The European Commission launched a consultation on 27 March 2013 on a “potential EU initiative for responsible sourcing of minerals coming from conflict-affected and high-risk areas” (see McGuireWoods Legal Alert “Recent EU Mining Developments,” dated 18 April 2013). The consultation is open until 26 June 2013 and will be managed by the European Commission’s Directorate-General for Trade.
Senior commission officials, speaking at the European Parliament last week, indicated that this was more than just a potential initiative and that the European Commission would in all likelihood adopt a legislative proposal and a communication on conflict minerals by the end of 2013. These will be based on the information collected from stakeholders during the consultation, amongst other sources. The legislative proposal is expected to be turned into a final EU regulatory framework by the EU’s co-legislators, the European Parliament and the European Council (composed of the EU’s member states) in the next two years or so (i.e., under the new commission). As is often the case, a large proportion of the European Commission’s legislative proposal is likely to end up in the final text.

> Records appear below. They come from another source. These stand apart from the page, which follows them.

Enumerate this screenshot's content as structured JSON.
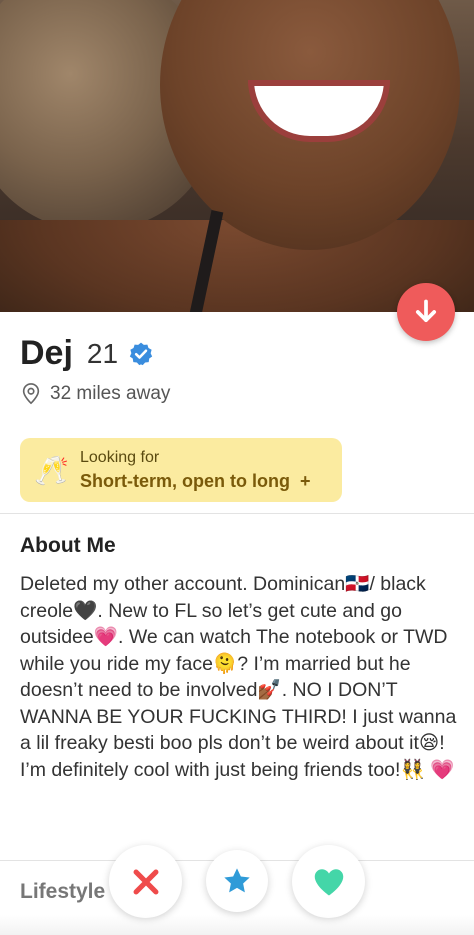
{
  "profile": {
    "name": "Dej",
    "age": "21",
    "distance": "32 miles away"
  },
  "looking_for": {
    "label": "Looking for",
    "value": "Short-term, open to long",
    "plus": "+",
    "emoji": "🥂"
  },
  "about": {
    "heading": "About Me",
    "text": "Deleted my other account. Dominican🇩🇴/ black creole🖤. New to FL so let’s get cute and go outsidee💗. We can watch The notebook or TWD while you ride my face🫠? I’m married but he doesn’t need to be involved💅🏾. NO I DON’T WANNA BE YOUR FUCKING THIRD! I just wanna a lil freaky besti boo pls don’t be weird about it😪! I’m definitely cool with just being friends too!👯‍♀️ 💗"
  },
  "lifestyle": {
    "heading": "Lifestyle"
  },
  "colors": {
    "accent_red": "#ef5b5b",
    "verified_blue": "#3a8dde",
    "looking_bg": "#fbeba0",
    "heart_green": "#44d6a8",
    "star_blue": "#2f9bd8",
    "x_red": "#ef4b4b"
  },
  "icons": {
    "collapse": "arrow-down-icon",
    "verified": "verified-badge-icon",
    "location": "location-pin-icon",
    "nope": "close-icon",
    "super_like": "star-icon",
    "like": "heart-icon"
  }
}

Rather than undermining the efforts of international organizations such as the Organisation for Economic Co-operation and Development’s (OECD) due diligence guidance, or overlapping with existing legislation such as Section 1502 of the Dodd-Frank Wall Street Reform and Consumer Protection Act in the United States and the U.S. Securities and Exchange Commission’s Conflict Minerals Rule (see McGuireWoods Legal Alert “SEC Issues (Limited) Conflict Minerals Guidance,” dated 4 June 2013) which is now in the early phases of implementation, the European Commission explained that it means to adopt a system built upon the experience gathered by operators implementing existing schemes, improve on them, and design a regulatory framework that stands a chance, ultimately, to be mutually recognized by the United States and other countries.
With this in mind, the European Commission is urging stakeholders and, in particular, corporations and organizations that have actual experience in the management of supply chains, either in order to comply with the Dodd-Frank Act or as part of voluntary schemes, to share such experience in the ongoing consultation. The message is clear: lofty and high-level submissions would be of little added value at this stage. However, very practical examples of what has and has not been successful in existing frameworks and legislations (including how the EU could help improve them) will be considered, and may find their way into the European Commission’s proposal.
If you have concrete ideas about how to improve existing frameworks and schemes, such as the Dodd-Frank Act, now is the time to make your views known. A detailed description of this initiative and a link to the questionnaire can be found on the European Commission’s website.